My plot’s going nowhere.
I can’t seem to get past chapter three.
Think it’s a plotting problem?
Well, it might be but most of the time it’s a character problem.
You’ve spent weeks working on your plot but haven’t given any thought to the type of person or persons who will live your plot.
A plot can’t exist without characters to live it.
The people who take your reader by the hand and say, come along with me, I’ve got this great story to show you.
Some people struggle with creating characters but for some it’s second nature. Either way, here are some exercises for you to try using your intended character.
They all serve one purpose and that’s for you to get to know them better. The better you know that character, the easier it is to write your story because you know them like an old friend, Their wants, their quirks, what drives them on, what drives them crazy, and how they react in any given situation.
Strangers in the Night

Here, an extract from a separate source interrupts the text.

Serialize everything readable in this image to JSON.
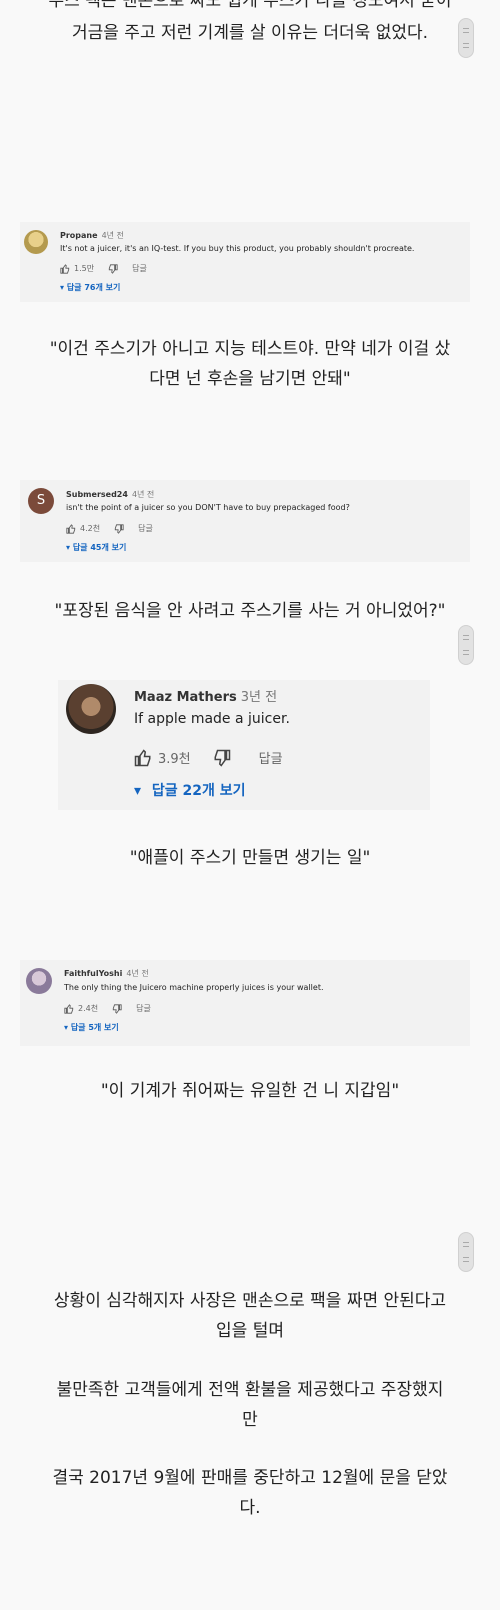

Imagine you and your character have never met before but you get stranded someplace or have to spend a few hours with them. Maybe in the waiting room of a hospital or waiting for your vehicles to be towed when you both hit ice and slide off the road. Use this exercise to start up a conversation. How does it actually start and who starts it? What do you talk about? What do you think about this person? Where does the conversation head? How do you say goodbye?
Imagine you’ve done something that makes your character angry. Maybe you’ve taken their parking spot or driven over their prized flower collection in their front yard. What do they say to you and how do they react? Are they aggressive or do they take a more subtle approach?

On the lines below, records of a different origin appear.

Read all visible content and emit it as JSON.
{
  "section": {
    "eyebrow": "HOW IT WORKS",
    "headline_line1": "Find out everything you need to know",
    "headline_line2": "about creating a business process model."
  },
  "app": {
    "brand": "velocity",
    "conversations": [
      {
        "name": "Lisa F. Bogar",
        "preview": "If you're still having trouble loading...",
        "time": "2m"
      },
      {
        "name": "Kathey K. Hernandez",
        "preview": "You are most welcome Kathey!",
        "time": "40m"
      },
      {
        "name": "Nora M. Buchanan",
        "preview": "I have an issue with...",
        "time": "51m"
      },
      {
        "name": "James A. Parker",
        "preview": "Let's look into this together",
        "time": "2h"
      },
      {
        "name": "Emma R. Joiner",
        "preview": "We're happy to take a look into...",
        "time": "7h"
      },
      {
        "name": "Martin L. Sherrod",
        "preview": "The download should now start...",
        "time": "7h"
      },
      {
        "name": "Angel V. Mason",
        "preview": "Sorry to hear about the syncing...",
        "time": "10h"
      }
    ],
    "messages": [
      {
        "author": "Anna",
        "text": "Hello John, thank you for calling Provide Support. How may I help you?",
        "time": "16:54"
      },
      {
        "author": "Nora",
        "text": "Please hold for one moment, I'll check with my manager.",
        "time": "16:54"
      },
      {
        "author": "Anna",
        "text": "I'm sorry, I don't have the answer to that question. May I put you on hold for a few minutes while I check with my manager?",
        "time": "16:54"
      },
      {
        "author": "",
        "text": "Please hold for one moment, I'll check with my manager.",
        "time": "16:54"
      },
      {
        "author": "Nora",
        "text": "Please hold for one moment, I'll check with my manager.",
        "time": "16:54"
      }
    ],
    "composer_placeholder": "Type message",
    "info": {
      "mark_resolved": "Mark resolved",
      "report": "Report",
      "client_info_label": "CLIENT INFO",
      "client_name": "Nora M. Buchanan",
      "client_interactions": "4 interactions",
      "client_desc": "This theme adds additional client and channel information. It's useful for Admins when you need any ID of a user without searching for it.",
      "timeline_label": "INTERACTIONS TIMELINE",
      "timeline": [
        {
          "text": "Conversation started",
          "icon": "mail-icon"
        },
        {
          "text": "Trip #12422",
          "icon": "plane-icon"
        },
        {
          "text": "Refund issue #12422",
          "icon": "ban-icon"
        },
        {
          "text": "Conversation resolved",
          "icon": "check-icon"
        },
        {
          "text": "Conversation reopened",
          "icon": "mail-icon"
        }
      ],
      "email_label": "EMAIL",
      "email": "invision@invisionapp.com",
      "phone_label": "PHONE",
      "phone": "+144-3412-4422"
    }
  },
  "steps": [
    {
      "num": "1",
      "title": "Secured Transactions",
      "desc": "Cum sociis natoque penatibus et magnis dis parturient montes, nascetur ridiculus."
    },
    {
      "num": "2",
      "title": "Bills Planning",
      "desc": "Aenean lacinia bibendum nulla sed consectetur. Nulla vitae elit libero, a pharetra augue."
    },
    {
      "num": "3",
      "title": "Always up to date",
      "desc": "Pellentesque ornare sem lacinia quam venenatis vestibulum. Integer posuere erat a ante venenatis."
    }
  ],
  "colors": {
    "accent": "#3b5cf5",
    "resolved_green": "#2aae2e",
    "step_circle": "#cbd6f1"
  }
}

Your Character Becomes Your Favorite Character
We all have favorite characters in books so pick one and replace your own character with him or her. Choose a scene and rewrite it using your own character. How are things different in regards to dialogue and outcome?
First and Third Person
Take a chapter that you’ve already written that features your character and if it’s in first person change it to third and vice versa. What does your character reveal in each scenario?
Imagine your character five or ten years from now. How do you envision them? Do they live in the same place, have the same friends? Married, divorced, children maybe. Changed jobs, changed careers?